According to the Centers for Disease Control and Prevention (CDC) in America, there have been “380 cases of lung illness reported from 36 states and one US territory.
“Six deaths have been reported from six states.
“All reported cases have a history of e-cigarette product use or vaping.”
E-cigarettes work by heating a liquid to produce an aerosol that users inhale into their lungs.
The liquid can contain nicotine, tetrahydrocannabinol (THC) and cannabinoid (CBD) oils, and other substances and additives.
It’s too early to pinpoint a single product or substance common to all lung illnesses.
The CDC said last week that “no single product has been linked to all cases of lung disease.
“Initial findings from [a recent] investigation into serious lung illnesses associated with e-cigarette products point to clinical similarities among those affected.
“While many of the patients, but not all, reported recent use of THC-containing products, some reported using both THC- and nicotine-containing products.
“A smaller group reported using nicotine only.
“No evidence of infectious diseases has been identified in these patients, therefore lung illnesses are likely associated with a chemical exposure.
“However, it is too early to pinpoint a single product or substance common to all cases.”
It added that, “as of today, more than 25 states have reported possible cases of lung illnesses associated with use of e-cigarette products.”
The organisation’s director, Robert Redfield, said it was “committed to finding out what is making people sick”.
Early last week American President Donald Trump announced attempts to ban almost all flavoured vaping products in the US.
But he appeared to change his mind on Friday, tweeting that he liked the vaping alternative to cigarettes, but counterfeits should be kept “off the market”.
How safe are e-cigarettes in the UK?
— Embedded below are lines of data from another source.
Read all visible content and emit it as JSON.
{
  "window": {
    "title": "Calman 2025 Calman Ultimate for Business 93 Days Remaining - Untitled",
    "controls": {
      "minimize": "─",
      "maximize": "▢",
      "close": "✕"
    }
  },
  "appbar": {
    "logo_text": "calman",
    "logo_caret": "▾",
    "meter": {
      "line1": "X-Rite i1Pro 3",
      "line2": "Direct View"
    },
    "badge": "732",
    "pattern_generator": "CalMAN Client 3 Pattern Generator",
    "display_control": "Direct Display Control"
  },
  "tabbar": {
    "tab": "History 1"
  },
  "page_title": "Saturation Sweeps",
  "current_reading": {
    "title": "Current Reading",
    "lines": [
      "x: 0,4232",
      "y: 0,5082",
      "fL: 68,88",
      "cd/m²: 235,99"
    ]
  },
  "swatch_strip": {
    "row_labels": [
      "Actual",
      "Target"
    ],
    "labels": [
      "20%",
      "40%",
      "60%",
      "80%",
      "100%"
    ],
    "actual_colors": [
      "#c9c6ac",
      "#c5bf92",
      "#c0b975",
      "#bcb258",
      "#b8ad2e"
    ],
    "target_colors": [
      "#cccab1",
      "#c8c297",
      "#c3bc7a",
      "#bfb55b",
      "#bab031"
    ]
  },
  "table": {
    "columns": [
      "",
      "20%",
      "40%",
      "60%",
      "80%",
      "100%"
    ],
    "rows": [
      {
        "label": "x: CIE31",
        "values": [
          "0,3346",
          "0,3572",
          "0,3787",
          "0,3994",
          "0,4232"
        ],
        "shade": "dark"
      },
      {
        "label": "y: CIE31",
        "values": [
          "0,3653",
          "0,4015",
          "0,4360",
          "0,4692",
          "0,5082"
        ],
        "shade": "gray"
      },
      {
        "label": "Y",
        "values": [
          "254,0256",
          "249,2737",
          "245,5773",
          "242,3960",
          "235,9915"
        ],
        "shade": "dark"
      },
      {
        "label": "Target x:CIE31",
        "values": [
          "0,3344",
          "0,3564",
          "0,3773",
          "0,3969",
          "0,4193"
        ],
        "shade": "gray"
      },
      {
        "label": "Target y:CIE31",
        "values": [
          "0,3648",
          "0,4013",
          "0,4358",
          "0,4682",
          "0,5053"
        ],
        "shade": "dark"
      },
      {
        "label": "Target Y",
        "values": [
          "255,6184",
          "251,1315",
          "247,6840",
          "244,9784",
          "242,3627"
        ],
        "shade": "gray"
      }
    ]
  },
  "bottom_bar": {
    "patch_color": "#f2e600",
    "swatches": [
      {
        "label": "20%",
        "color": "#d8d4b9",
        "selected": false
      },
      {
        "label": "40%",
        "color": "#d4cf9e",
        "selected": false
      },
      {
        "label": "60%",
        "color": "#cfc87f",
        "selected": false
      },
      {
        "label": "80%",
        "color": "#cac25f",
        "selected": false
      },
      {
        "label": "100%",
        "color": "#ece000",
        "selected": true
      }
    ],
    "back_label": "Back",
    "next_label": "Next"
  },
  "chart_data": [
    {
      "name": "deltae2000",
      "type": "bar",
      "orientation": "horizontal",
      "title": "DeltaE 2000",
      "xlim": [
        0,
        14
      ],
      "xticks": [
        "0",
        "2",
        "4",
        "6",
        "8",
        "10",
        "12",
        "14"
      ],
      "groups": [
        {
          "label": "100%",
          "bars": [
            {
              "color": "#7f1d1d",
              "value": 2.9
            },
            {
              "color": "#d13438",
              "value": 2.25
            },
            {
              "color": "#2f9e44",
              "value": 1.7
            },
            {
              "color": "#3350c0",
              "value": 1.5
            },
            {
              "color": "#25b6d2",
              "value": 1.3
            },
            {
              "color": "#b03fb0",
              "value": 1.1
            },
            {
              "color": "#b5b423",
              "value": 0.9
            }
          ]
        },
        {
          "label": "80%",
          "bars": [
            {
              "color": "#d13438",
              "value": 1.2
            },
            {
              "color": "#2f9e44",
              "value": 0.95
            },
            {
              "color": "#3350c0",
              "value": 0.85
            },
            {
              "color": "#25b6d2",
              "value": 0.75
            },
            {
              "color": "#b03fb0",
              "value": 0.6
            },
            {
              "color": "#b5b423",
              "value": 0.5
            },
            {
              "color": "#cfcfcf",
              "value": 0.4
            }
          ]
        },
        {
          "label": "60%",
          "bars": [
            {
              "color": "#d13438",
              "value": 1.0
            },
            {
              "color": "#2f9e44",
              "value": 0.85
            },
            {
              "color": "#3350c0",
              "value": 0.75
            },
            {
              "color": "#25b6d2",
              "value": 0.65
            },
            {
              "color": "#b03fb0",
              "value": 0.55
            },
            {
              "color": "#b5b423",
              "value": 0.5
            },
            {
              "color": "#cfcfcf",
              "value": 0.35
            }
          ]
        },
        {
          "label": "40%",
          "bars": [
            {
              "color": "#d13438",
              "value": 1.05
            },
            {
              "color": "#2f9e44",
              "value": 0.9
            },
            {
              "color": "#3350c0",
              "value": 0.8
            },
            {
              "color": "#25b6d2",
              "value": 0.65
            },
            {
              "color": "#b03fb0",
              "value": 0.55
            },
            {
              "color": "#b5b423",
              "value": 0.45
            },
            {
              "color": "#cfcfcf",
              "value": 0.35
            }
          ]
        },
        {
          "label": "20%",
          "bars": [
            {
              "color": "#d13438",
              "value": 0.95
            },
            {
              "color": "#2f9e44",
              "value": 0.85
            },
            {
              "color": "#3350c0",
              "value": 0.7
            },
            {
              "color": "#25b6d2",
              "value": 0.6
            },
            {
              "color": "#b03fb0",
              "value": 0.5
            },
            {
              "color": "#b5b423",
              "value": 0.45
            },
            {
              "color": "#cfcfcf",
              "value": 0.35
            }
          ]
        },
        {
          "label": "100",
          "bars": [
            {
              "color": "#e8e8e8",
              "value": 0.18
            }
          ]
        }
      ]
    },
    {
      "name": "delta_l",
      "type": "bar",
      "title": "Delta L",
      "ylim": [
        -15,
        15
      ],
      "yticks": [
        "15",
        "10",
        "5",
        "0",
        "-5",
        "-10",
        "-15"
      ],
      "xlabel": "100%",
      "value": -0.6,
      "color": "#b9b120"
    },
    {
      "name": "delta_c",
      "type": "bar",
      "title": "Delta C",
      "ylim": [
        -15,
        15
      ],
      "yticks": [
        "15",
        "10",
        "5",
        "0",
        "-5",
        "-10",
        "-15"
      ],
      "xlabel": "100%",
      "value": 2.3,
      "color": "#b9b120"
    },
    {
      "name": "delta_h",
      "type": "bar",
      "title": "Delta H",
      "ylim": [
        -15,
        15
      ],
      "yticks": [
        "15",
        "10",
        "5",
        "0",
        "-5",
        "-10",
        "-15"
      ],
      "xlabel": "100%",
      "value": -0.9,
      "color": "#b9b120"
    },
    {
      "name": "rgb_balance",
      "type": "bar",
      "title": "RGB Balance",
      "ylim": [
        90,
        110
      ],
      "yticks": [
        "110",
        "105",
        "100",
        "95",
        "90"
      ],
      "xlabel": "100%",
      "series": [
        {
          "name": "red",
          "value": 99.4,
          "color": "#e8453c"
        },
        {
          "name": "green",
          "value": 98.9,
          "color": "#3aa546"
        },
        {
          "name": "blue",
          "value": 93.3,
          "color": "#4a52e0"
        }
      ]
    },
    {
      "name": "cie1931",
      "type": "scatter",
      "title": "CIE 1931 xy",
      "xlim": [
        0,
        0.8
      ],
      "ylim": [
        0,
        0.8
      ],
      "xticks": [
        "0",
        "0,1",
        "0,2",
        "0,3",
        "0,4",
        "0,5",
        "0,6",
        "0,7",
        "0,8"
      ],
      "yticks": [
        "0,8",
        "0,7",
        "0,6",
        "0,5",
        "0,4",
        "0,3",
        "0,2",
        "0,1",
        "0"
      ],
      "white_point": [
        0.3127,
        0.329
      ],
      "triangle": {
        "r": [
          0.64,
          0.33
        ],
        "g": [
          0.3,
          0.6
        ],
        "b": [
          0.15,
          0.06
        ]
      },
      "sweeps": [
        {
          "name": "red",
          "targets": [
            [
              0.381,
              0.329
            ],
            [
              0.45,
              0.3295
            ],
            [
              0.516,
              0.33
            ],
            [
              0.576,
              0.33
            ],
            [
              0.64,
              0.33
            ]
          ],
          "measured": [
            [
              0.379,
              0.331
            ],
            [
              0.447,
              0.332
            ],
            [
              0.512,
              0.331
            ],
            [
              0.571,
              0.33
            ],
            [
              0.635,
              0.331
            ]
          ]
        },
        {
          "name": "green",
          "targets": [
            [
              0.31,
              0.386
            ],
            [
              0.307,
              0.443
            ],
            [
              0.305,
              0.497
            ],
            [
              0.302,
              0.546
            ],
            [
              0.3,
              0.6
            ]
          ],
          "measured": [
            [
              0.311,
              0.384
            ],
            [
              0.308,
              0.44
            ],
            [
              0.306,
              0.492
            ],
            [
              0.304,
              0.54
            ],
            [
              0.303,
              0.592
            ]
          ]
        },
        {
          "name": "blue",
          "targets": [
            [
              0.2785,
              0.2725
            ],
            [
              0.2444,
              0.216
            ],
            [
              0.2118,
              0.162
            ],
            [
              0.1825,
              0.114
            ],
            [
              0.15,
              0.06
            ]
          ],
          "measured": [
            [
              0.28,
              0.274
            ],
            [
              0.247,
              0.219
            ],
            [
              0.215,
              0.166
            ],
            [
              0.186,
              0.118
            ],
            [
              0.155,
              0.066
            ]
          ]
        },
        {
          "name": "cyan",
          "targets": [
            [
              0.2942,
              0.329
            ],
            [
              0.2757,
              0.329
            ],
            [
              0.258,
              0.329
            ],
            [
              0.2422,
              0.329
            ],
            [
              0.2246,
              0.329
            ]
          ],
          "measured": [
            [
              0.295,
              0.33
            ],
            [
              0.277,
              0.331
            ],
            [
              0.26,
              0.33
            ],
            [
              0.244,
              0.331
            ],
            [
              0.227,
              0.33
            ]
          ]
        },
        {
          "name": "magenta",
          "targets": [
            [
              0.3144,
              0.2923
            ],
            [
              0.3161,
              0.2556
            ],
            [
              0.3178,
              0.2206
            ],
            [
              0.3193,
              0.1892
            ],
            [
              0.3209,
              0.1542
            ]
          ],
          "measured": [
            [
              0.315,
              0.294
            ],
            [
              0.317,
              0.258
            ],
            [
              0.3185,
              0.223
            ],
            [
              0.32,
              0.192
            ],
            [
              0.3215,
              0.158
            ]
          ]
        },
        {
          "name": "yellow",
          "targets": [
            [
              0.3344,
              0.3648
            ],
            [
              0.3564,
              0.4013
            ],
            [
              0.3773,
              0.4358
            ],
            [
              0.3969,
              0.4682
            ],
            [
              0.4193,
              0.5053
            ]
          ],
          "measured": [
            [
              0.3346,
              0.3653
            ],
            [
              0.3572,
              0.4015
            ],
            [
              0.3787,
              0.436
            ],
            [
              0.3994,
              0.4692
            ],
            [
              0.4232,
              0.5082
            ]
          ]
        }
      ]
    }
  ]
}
In the UK, e-cigarettes are tightly regulated for safety and quality.
They’re not completely risk free, but they carry a small fraction of the risk of cigarettes.
E-cigarettes do not produce tar or carbon monoxide, two of the most harmful elements in tobacco smoke.
The liquid and vapour contain some potentially harmful chemicals also found in cigarette smoke, but at much lower levels.
While nicotine is the addictive substance in cigarettes, it’s relatively harmless.
Almost all of the harm from smoking comes from the thousands of other chemicals in tobacco smoke, many of which are toxic.
Nicotine replacement therapy has been widely used for many years to help people stop smoking and is a safe treatment.
There’s no evidence so far that vaping causes harm to other people around you.
This is in contrast to secondhand smoke from smoking, which is known to be very harmful to health.
The UK versus USA – how vaping compares
Two chemicals found in two popular vaping flavours could destroy lung function, experts have warned.
Inhaling the popcorn and caramel e-cig liquids could increase a vaper’s risk of respiratory diseases, their findings suggest.
Popcorn flavoured e-cig liquid is especially harmful, thanks to the chemical diacetyl, which has been linked to “popcorn lung”.
In the UK, diacetyl was banned in e-cigarette liquid under the EU Tobacco Products Directive (TPD) in 2016.
So, e-liquids sold in the UK shouldn’t contain diacetyl but if you get your liquid on holiday, you may well find that it includes it.